T was due to finish work early to see the children, but got held up by a patient who decided to bleed and threaten to die (the cheek of those patients, I tell you). As he sounded a bit down on the phone, I reflexively offered a few words of comfort.

This must have been a mistake: He dismissed them, and was clearly on the light-years side of distant when he finally arrived.  We had nothing to say to each other, worse, it was as if nothing had ever existed between us. Seeing our daughter, the walking, babbling testament to the fact that we once were so close and committed to each other felt almost incongruous.

Tonight, the trees shiver in my parents’ garden, a gust of wind carries the smell of wet earth and the distant rumble of thunder. The first drops of rain splatter noisily around me.

Joe Satriani – Tears in the rain

Advertisements

7 thoughts on “Before the storm

  1. You know what? It is exactly the same between me and my ex. Like two total strangers. Isn’t that strange and awful, how little remains between two people who were so close once upon a time…

  2. I still struggle with this part, almost two years later. I can’t seem to hold the “who we were then” with the “who he is now” in my head at the same time. We flip-flop back and forth between a comfortable easy shared enjoyment of our kids–even sharing a laugh now and then–and an angry disgust-filled stand-off where an outsider would have trouble believing we were ever close. I hope that one day the contrast will stop feeling so jarring, but I’m not sure that it will.

    • You’re absolutely spot on. On the one hand, my mind cannot reconcile “how he is now” with “who he was”, and on the other hand I find the random flip-flopping between easy-ish company and animosity exhausting. I was hoping things would get better with time, but I guess your experience means perhaps they don’t. I find this incredibly sad…

      • Reading this and the follow-up comments, what scares me, is what it might portend for me. I don’t yet have an “Ex” (after tonight, it’s more likely, but that’s the subject of a future blog posting).

        Will I also be so estranged from someone with whom I have shared so much over the years?

        A big part of me thinks not. I am still chatty friends with 3 of my more serious (distant) past girlfriends. We exchange annual Xmas cards, e-mails, and family photos. None are secret from my wife; she likes 2 of them herself.

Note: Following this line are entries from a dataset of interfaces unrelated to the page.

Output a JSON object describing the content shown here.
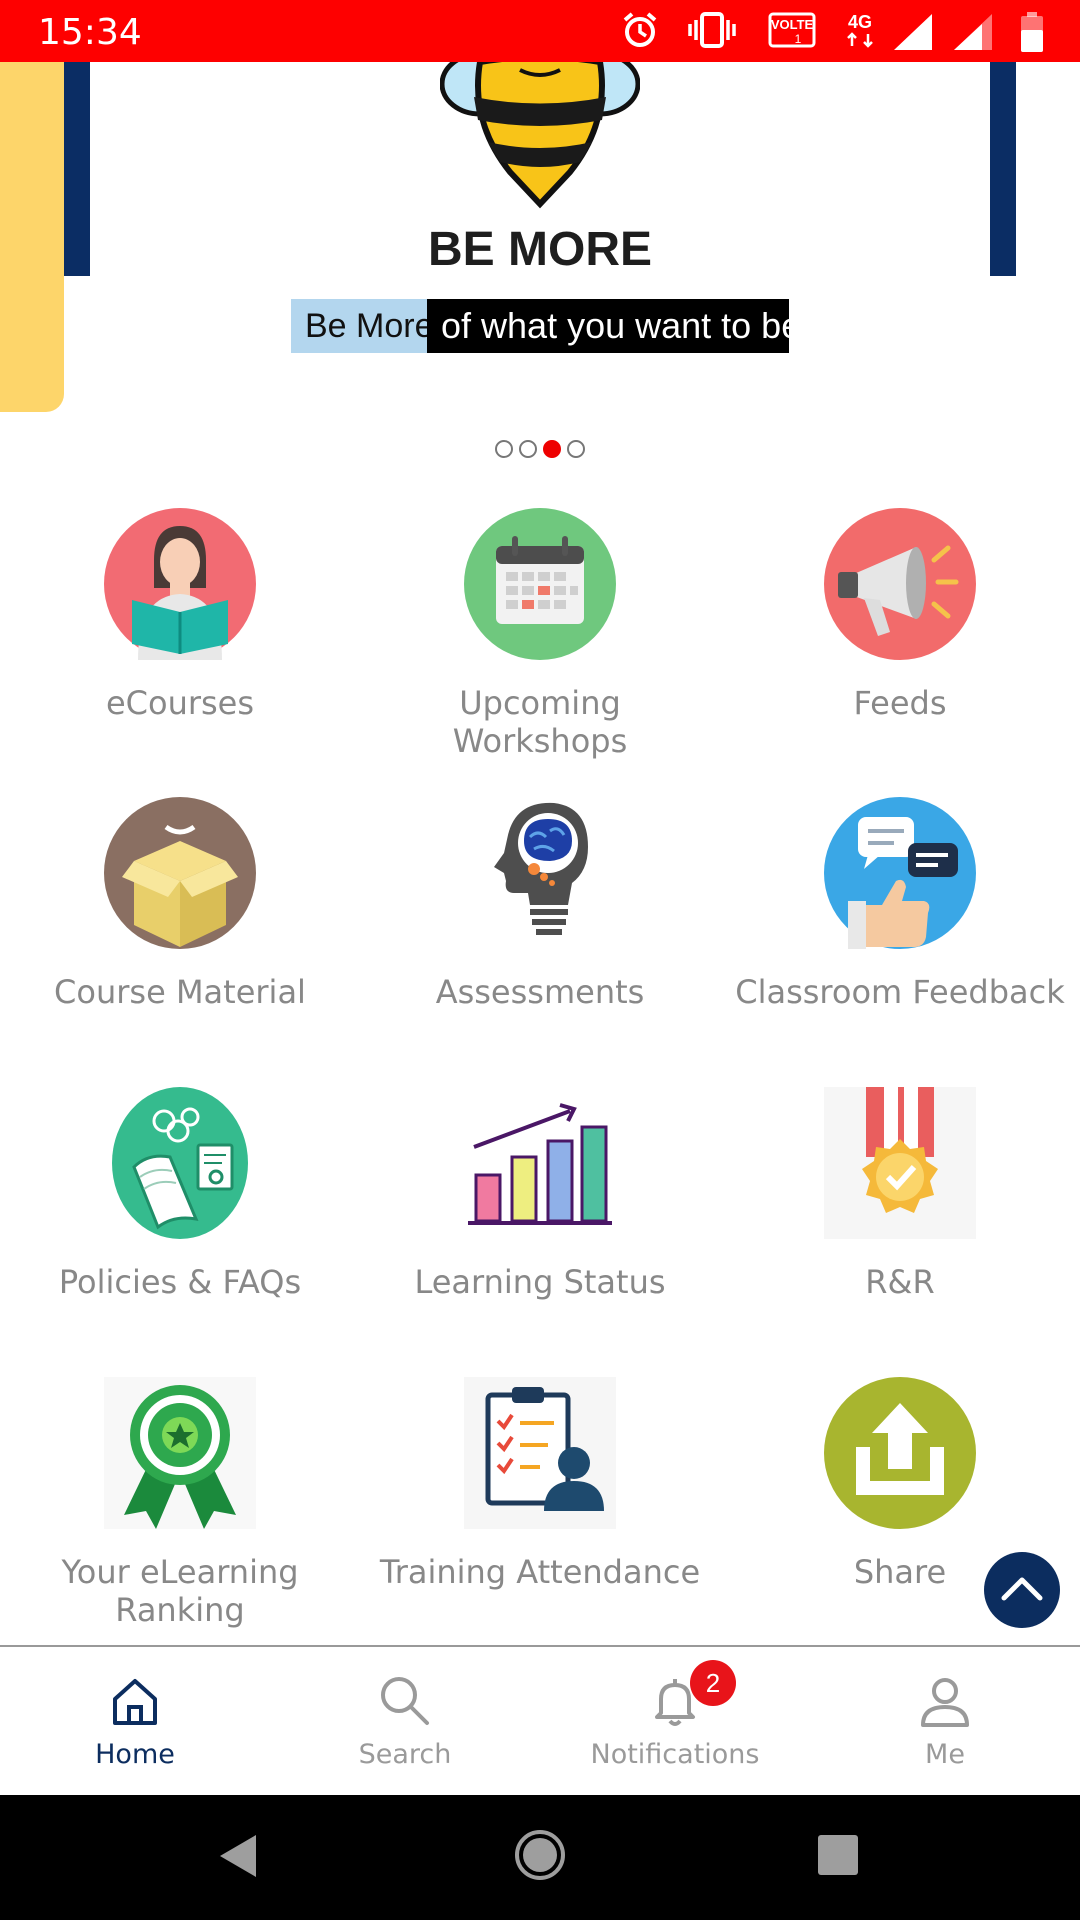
{
  "status_bar": {
    "time": "15:34",
    "volte": "VOLTE",
    "network": "4G",
    "sim": "1"
  },
  "banner": {
    "headline": "BE MORE",
    "tagline_highlight": "Be More",
    "tagline_rest": "of what you want to be",
    "slide_count": 4,
    "active_slide": 3
  },
  "tiles": [
    {
      "label": "eCourses",
      "icon": "reader-icon"
    },
    {
      "label": "Upcoming Workshops",
      "icon": "calendar-icon"
    },
    {
      "label": "Feeds",
      "icon": "megaphone-icon"
    },
    {
      "label": "Course Material",
      "icon": "box-icon"
    },
    {
      "label": "Assessments",
      "icon": "brain-bulb-icon"
    },
    {
      "label": "Classroom Feedback",
      "icon": "feedback-thumbs-up-icon"
    },
    {
      "label": "Policies & FAQs",
      "icon": "document-certificate-icon"
    },
    {
      "label": "Learning Status",
      "icon": "bar-chart-growth-icon"
    },
    {
      "label": "R&R",
      "icon": "medal-icon"
    },
    {
      "label": "Your eLearning Ranking",
      "icon": "award-ribbon-icon"
    },
    {
      "label": "Training Attendance",
      "icon": "clipboard-checklist-icon"
    },
    {
      "label": "Share",
      "icon": "upload-share-icon"
    }
  ],
  "bottom_nav": {
    "items": [
      {
        "label": "Home",
        "icon": "home-icon",
        "active": true
      },
      {
        "label": "Search",
        "icon": "search-icon",
        "active": false
      },
      {
        "label": "Notifications",
        "icon": "bell-icon",
        "active": false
      },
      {
        "label": "Me",
        "icon": "person-icon",
        "active": false
      }
    ],
    "notification_count": "2"
  },
  "colors": {
    "status_bar": "#fe0000",
    "navy": "#0c2d5f",
    "badge": "#e8141a",
    "label_grey": "#888888"
  }
}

In each case, we moved from a relationship to friends fairly easily.

        But another part of me has this nagging feeling that I’m fooling myself. My wife has changed enough she wants to leave us all, and leaving behind the husband and kids is not common. That’s not the wife I love, that’s not even the person I know. I don’t know how to reconcile this person with the wife I thought I knew. I can’t even be sure if I love this new person the way I did. And that alone is very sad, very scary, and definitely not a good sign.

        Now that I push forward with this in my mind, I recollect recent moments, expressions, subtle changes … and these worry me. I had hoped that if “this thing we are doing” shifts from isolation to separation, we could remain friends. To hear that two years later, it might all still be difficult is very worrying.

  3. Pingback: 7×7 « Poor cow in France

Leave a Reply

Fill in your details below or click an icon to log in:

WordPress.com Logo

You are commenting using your WordPress.com account. Log Out / Change )

Twitter picture

You are commenting using your Twitter account. Log Out / Change )

Facebook photo

You are commenting using your Facebook account. Log Out / Change )

Google+ photo

You are commenting using your Google+ account. Log Out / Change )

Connecting to %s